Component data from apps and pages:
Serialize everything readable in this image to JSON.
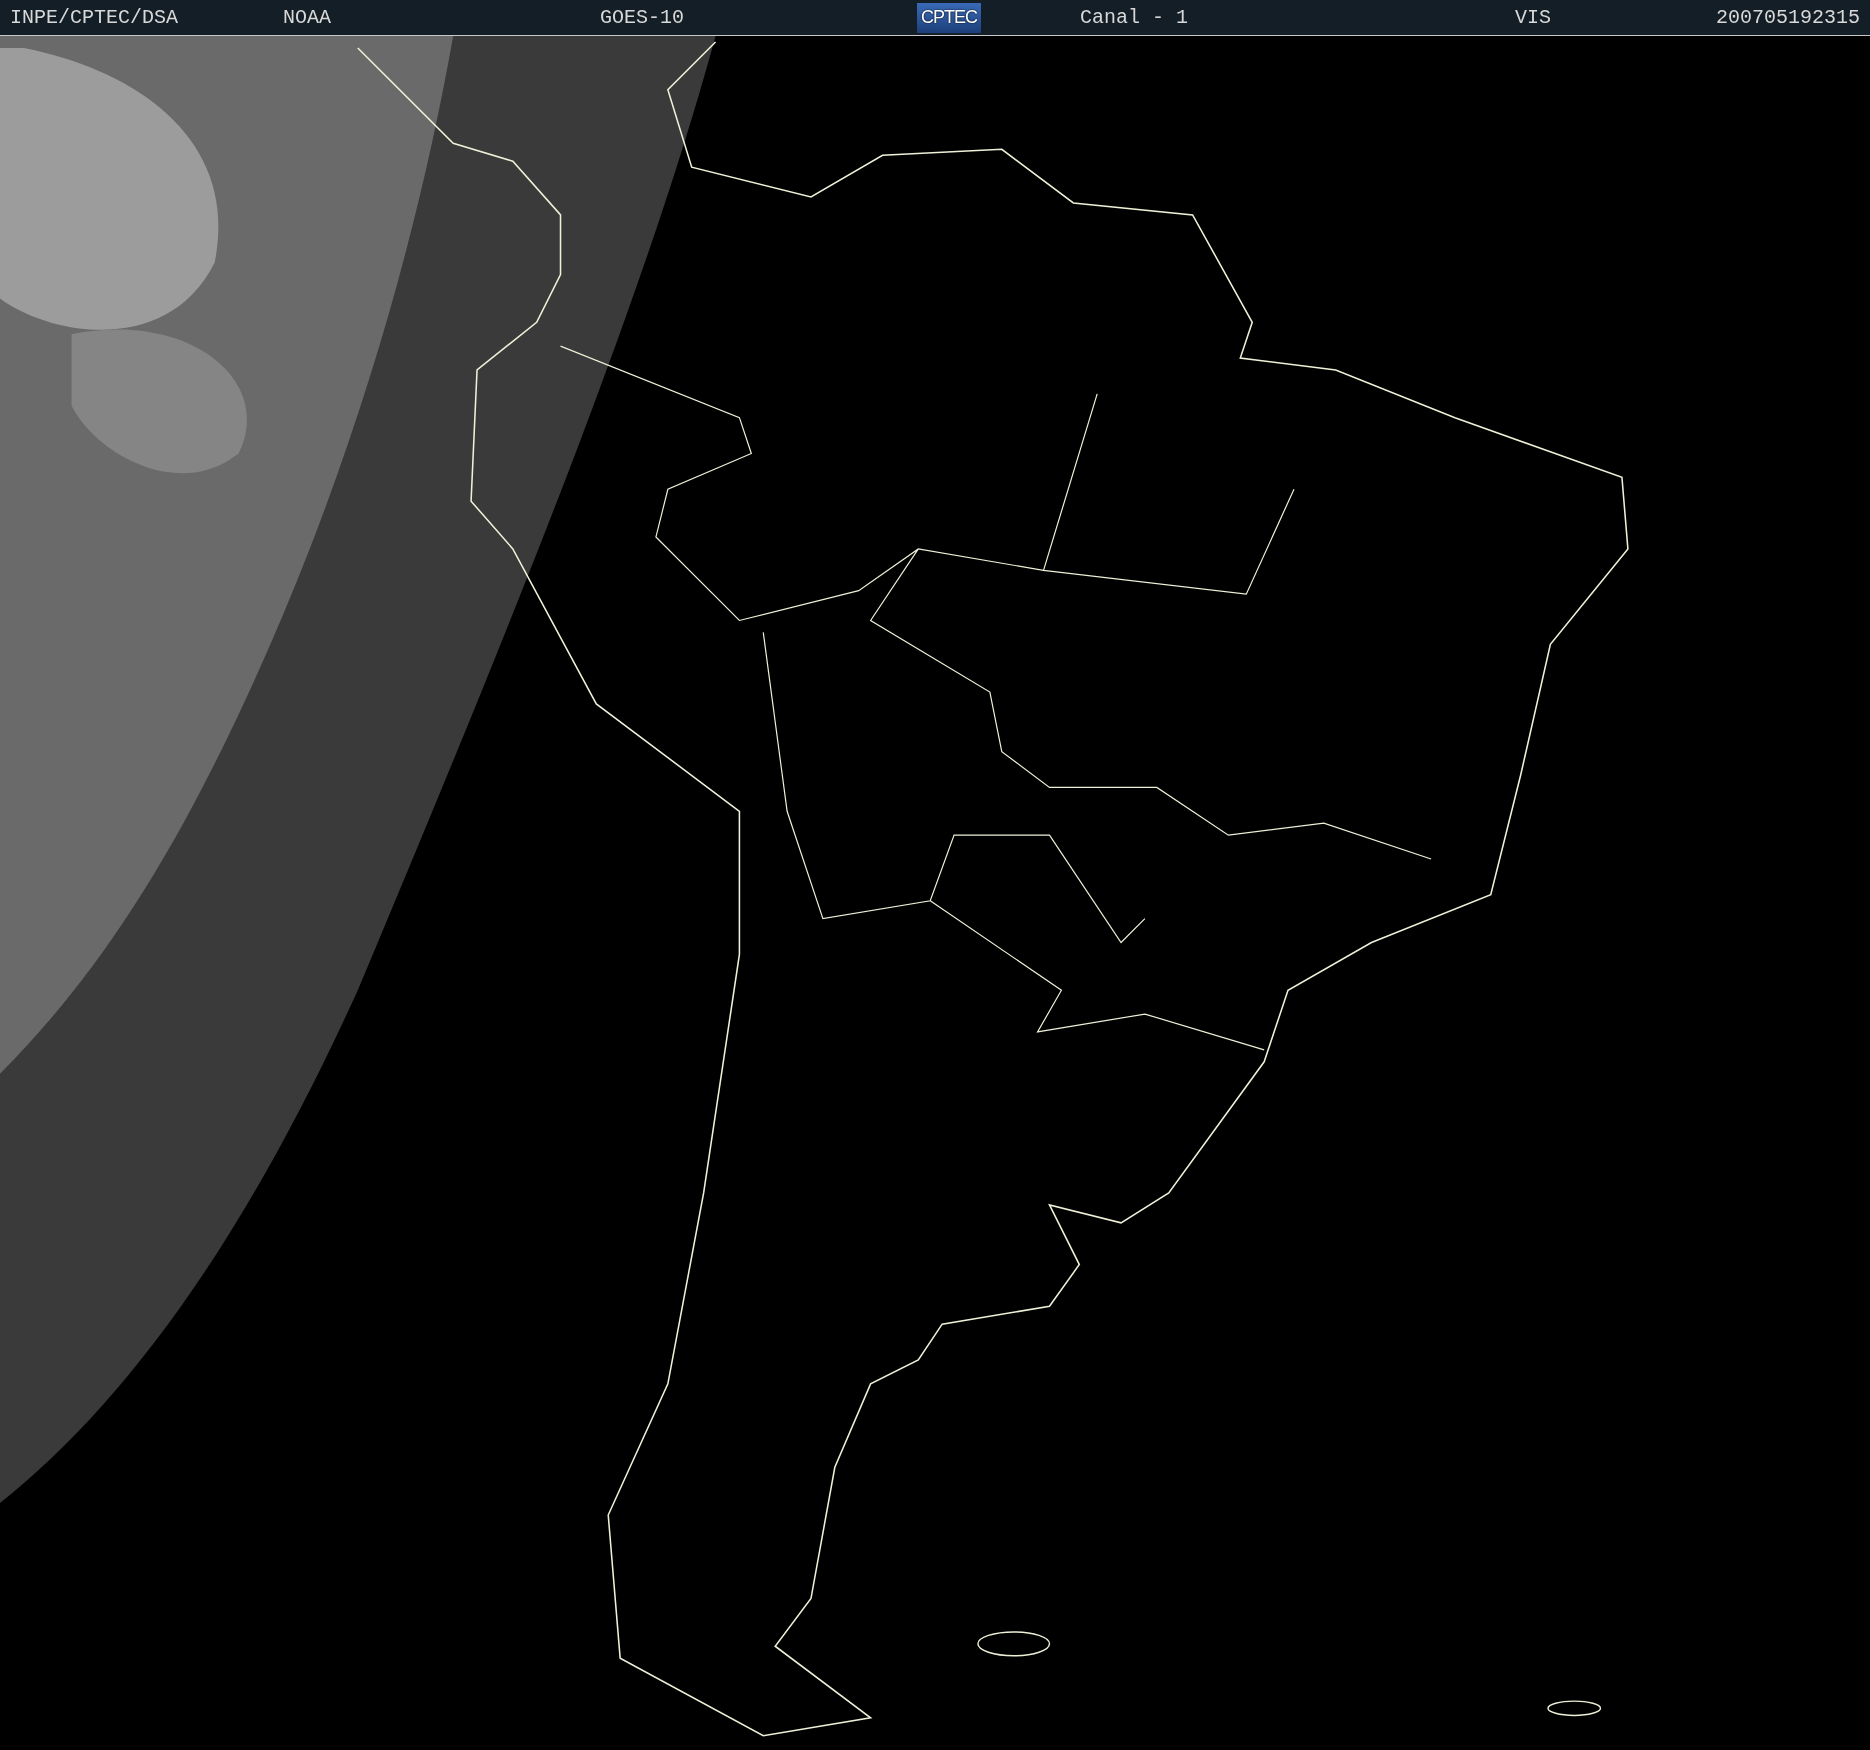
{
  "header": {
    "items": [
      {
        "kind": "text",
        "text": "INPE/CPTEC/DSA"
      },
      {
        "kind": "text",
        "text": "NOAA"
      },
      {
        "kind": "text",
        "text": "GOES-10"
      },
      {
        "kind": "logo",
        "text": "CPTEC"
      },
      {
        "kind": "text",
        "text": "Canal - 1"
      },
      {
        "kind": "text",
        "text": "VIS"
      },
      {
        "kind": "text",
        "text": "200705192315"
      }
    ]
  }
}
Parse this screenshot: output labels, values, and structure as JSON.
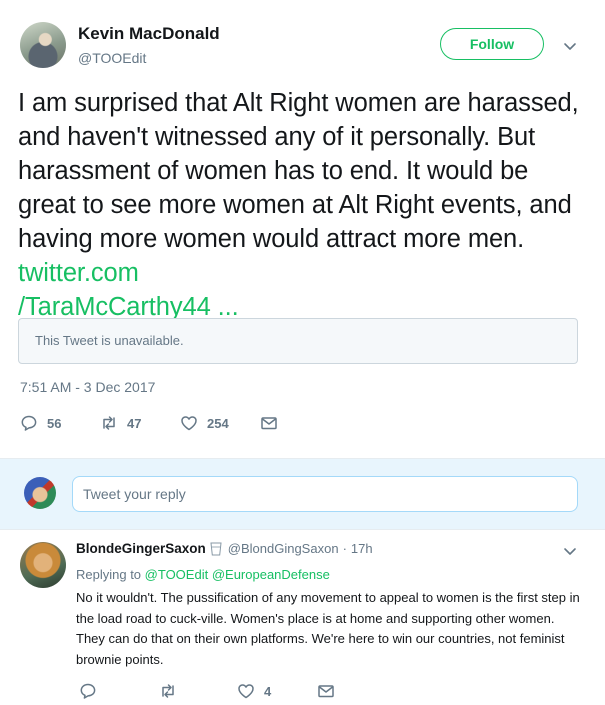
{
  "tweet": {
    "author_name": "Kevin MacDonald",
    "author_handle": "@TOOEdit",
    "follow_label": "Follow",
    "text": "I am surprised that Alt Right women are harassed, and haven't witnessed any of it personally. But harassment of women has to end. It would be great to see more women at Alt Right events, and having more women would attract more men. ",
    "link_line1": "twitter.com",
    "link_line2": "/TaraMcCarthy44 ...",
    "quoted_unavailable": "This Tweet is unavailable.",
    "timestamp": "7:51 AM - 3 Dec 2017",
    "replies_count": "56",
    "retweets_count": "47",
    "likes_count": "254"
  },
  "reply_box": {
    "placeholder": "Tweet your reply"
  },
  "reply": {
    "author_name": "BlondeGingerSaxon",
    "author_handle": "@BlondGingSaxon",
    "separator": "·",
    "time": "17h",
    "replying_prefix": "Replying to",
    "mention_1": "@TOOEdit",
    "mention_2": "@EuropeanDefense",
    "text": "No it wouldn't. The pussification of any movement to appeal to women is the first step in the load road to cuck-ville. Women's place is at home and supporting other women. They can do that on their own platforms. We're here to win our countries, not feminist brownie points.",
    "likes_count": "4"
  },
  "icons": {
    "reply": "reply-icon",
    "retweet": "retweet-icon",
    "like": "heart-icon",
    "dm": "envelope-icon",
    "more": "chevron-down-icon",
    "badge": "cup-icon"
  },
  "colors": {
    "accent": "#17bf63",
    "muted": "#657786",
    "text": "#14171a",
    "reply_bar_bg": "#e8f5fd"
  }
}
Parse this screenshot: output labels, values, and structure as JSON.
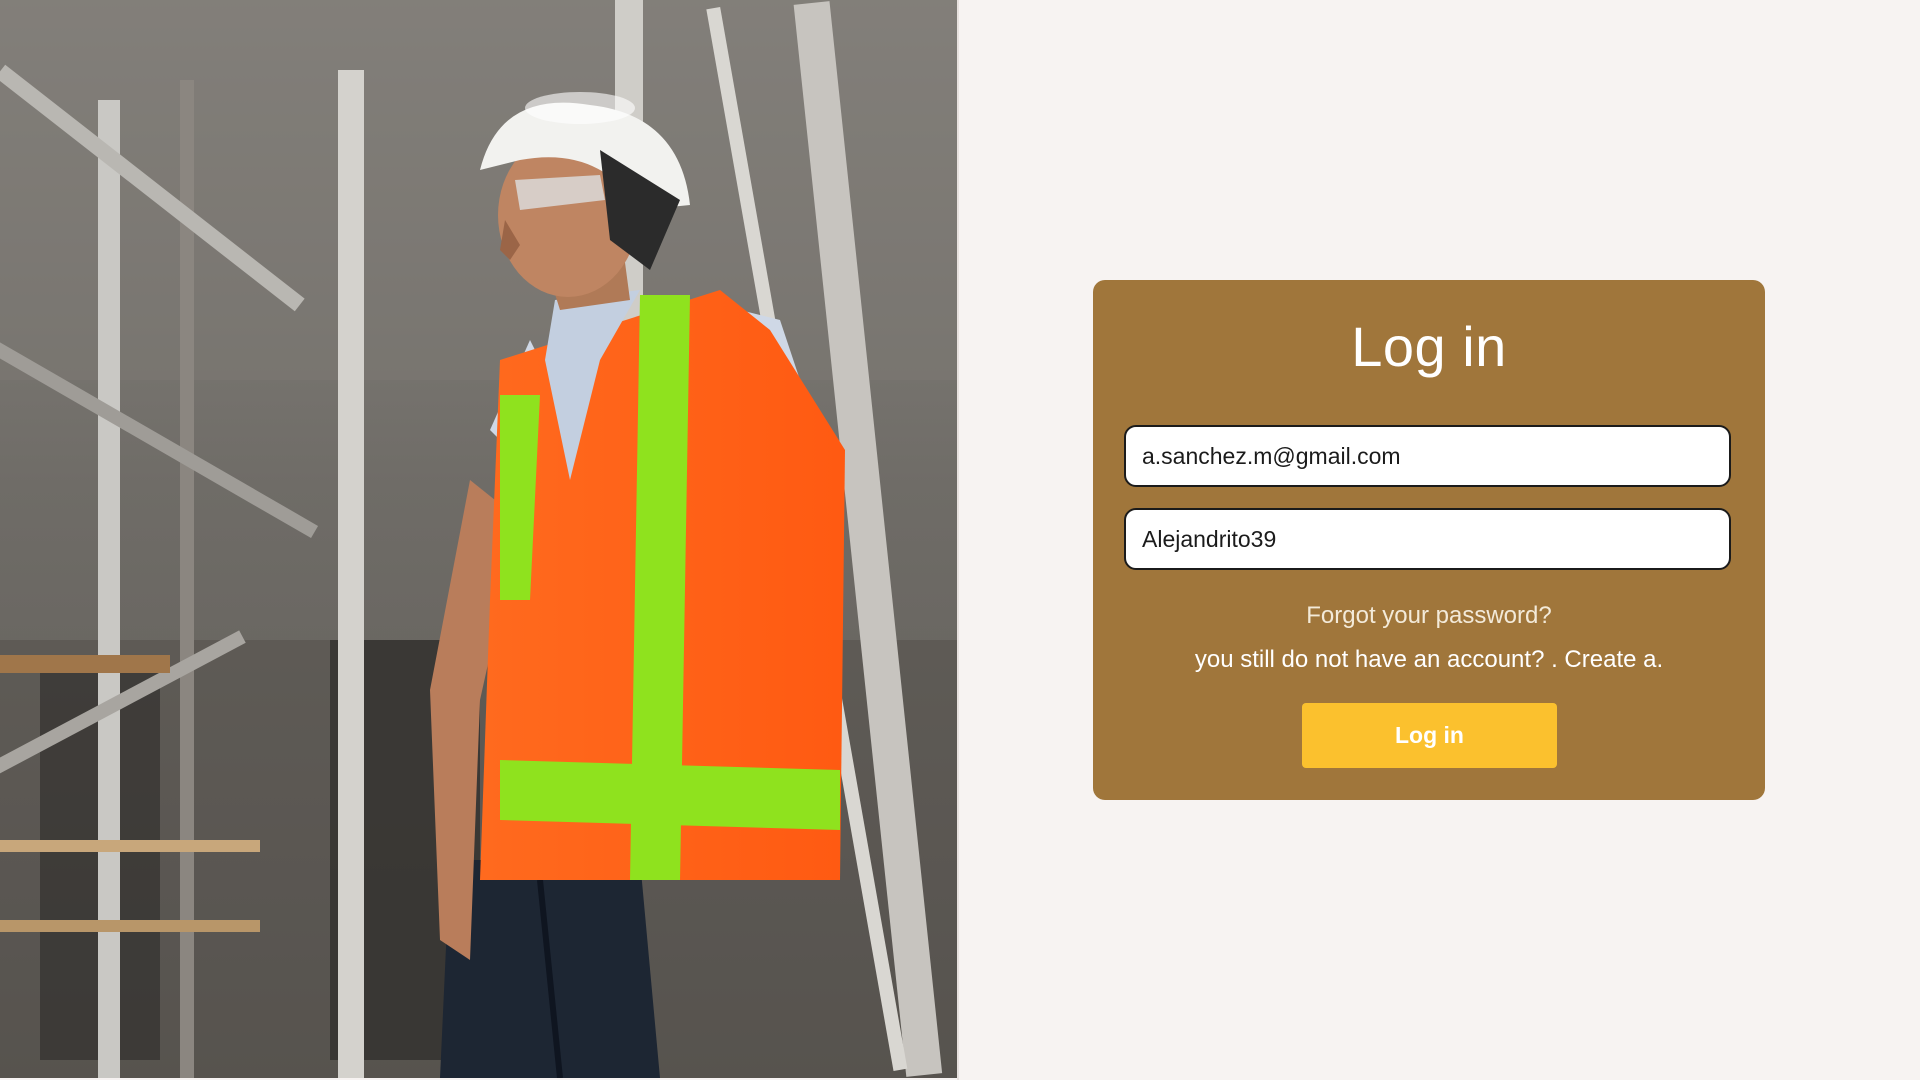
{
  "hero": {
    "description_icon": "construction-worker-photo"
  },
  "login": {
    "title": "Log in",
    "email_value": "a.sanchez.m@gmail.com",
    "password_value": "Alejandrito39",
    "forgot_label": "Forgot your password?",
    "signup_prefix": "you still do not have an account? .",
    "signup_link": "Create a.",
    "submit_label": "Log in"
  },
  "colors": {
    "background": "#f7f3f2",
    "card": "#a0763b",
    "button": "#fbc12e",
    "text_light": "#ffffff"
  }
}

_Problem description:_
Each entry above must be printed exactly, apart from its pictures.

_Your response:_
Serialize everything readable in this image to JSON.
{
  "header": {
    "items": [
      {
        "kind": "text",
        "text": "INPE/CPTEC/DSA"
      },
      {
        "kind": "text",
        "text": "NOAA"
      },
      {
        "kind": "text",
        "text": "GOES-10"
      },
      {
        "kind": "logo",
        "text": "CPTEC"
      },
      {
        "kind": "text",
        "text": "Canal - 1"
      },
      {
        "kind": "text",
        "text": "VIS"
      },
      {
        "kind": "text",
        "text": "200705192315"
      }
    ]
  }
}
Parse this screenshot: output labels, values, and structure as JSON.
{
  "tweet": {
    "author_name": "Kevin MacDonald",
    "author_handle": "@TOOEdit",
    "follow_label": "Follow",
    "text": "I am surprised that Alt Right women are harassed, and haven't witnessed any of it personally. But harassment of women has to end. It would be great to see more women at Alt Right events, and having more women would attract more men. ",
    "link_line1": "twitter.com",
    "link_line2": "/TaraMcCarthy44 ...",
    "quoted_unavailable": "This Tweet is unavailable.",
    "timestamp": "7:51 AM - 3 Dec 2017",
    "replies_count": "56",
    "retweets_count": "47",
    "likes_count": "254"
  },
  "reply_box": {
    "placeholder": "Tweet your reply"
  },
  "reply": {
    "author_name": "BlondeGingerSaxon",
    "author_handle": "@BlondGingSaxon",
    "separator": "·",
    "time": "17h",
    "replying_prefix": "Replying to",
    "mention_1": "@TOOEdit",
    "mention_2": "@EuropeanDefense",
    "text": "No it wouldn't. The pussification of any movement to appeal to women is the first step in the load road to cuck-ville. Women's place is at home and supporting other women. They can do that on their own platforms. We're here to win our countries, not feminist brownie points.",
    "likes_count": "4"
  },
  "icons": {
    "reply": "reply-icon",
    "retweet": "retweet-icon",
    "like": "heart-icon",
    "dm": "envelope-icon",
    "more": "chevron-down-icon",
    "badge": "cup-icon"
  },
  "colors": {
    "accent": "#17bf63",
    "muted": "#657786",
    "text": "#14171a",
    "reply_bar_bg": "#e8f5fd"
  }
}
Parse this screenshot: output labels, values, and structure as JSON.
{
  "hero": {
    "description_icon": "construction-worker-photo"
  },
  "login": {
    "title": "Log in",
    "email_value": "a.sanchez.m@gmail.com",
    "password_value": "Alejandrito39",
    "forgot_label": "Forgot your password?",
    "signup_prefix": "you still do not have an account? .",
    "signup_link": "Create a.",
    "submit_label": "Log in"
  },
  "colors": {
    "background": "#f7f3f2",
    "card": "#a0763b",
    "button": "#fbc12e",
    "text_light": "#ffffff"
  }
}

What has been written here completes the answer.